Back in the noughties I started out in banking communications at a consultancy that specialised in corporate lending, treasury and commodity markets. We also spent a lot of time with clients in the market infrastructure space during a time of rapid growth for electronic trading venues and risk management platforms. A recurring theme was the deployment of new technology and systems for enhanced evaluation and risk management processes. I then moved to a communications consultancy providing branding and strategic communications support for investment management organisations, with a focus on alternative investors.
I joined Digitalis to help build our business in the financial services space. A major element of this is event-driven and special situations, including contested M&A, take-privates, shareholder activism and proxy contests. We help financial services organisations to manage, control and leverage the information available to stakeholders in the open source and social media environment, seeking to ensure it better reflects their business objectives, while diminishing any information risks across their operations.
Managing the availability, accuracy and sentiment of online information (including social media) relating to a business, its people, and its interests is business-critical. The prioritisation of narratives presented online can be extremely powerful in influencing opinion around contended or otherwise disputed high-value events. It’s vital that when stakeholders seek information about an issue online, they find an accurate and up-to-date representation of your business, its people and its objectives.
Digitalis’s online narrative management toolkit is invaluable in our work to address these needs across all categories of special situation and corporate event, enabling clients to regulate the searchable narratives and to reach new audiences, as well as providing powerful leverage in battles to win the debate around a contended issue.
Having spent many years in strategic communications for the financial services sector, my experience enables me to add value to our financial services clients and help them maximise their position in the online record.

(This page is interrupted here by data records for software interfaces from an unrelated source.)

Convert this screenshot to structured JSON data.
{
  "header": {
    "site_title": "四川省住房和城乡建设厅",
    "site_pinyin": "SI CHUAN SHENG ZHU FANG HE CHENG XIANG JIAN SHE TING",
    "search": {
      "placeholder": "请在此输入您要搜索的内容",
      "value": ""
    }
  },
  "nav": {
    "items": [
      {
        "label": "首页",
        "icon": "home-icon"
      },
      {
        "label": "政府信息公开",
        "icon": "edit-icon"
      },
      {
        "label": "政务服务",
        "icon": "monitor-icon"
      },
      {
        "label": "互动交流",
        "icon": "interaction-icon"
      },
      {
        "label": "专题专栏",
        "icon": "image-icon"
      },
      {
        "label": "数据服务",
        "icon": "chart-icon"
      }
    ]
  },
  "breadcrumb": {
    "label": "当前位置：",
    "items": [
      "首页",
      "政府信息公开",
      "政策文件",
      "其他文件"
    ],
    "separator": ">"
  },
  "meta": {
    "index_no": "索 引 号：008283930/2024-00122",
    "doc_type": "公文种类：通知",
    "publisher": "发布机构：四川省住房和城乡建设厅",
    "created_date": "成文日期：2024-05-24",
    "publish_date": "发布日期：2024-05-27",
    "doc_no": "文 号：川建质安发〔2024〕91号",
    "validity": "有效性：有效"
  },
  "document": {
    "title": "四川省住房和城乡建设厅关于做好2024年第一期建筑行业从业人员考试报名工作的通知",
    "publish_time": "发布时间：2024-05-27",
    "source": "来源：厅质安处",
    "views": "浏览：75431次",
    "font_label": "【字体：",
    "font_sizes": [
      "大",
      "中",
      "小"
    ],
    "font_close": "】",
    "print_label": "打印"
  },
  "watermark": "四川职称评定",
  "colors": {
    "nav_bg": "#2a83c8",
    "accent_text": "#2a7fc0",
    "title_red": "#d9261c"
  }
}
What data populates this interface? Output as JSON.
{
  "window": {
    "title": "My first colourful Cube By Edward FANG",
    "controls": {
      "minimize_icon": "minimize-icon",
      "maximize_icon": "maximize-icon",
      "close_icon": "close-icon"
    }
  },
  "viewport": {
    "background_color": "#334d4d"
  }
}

The combination of the team’s expertise and Digitalis’s specialised technology enables us to bring positive and differentiated results to our clients, which makes all the hard work worthwhile.
We’re seeing increased media scrutiny directed at teams and individuals involved in large deals within the financial services industry. The focus of this scrutiny is shifting towards those involved at a more personal level. Negative online sentiment and historical online activity, as well as associations and the activity of family members, are frequently used to oppose transactions or reduce support, having a damaging impact on the individuals concerned and the companies they represent. There has also been a recent increase in the levels of activism around major transactions and campaigning either to advance or block their progress.
With media scrutiny becoming ever-more aggressive and personal, it’s vital for individuals and companies to be aware of their digital footprint and to ensure information that exists about them online can withstand media scrutiny. Digitalis’s proprietary technology, combined with the team’s expertise, can help our clients to tackle these evolving threats in new and innovative ways, identifying and managing risks and enabling them to be proactive in protecting themselves and their interests for the future. One of the most enjoyable aspects of our work is developing and delivering new ways to apply the latest technology in support of clients’ evolving needs.
The universe of open-source information constitutes a critical go-to resource for real-time research, while the indexed web remains the enduring digital archive for any business and its stakeholders.
The way that this information is prioritised online influences all stakeholders, including counterparties, investors, investee companies, consultants, and employees, when undertaking informational research. In the years ahead I think we will see organisations increasingly working to regulate open-source information that relates to them and to those issues they care about most. In the meantime, a proactive approach to online reputation management, combining technology and expertise to identify and minimise threats, is vital for those working within financial services.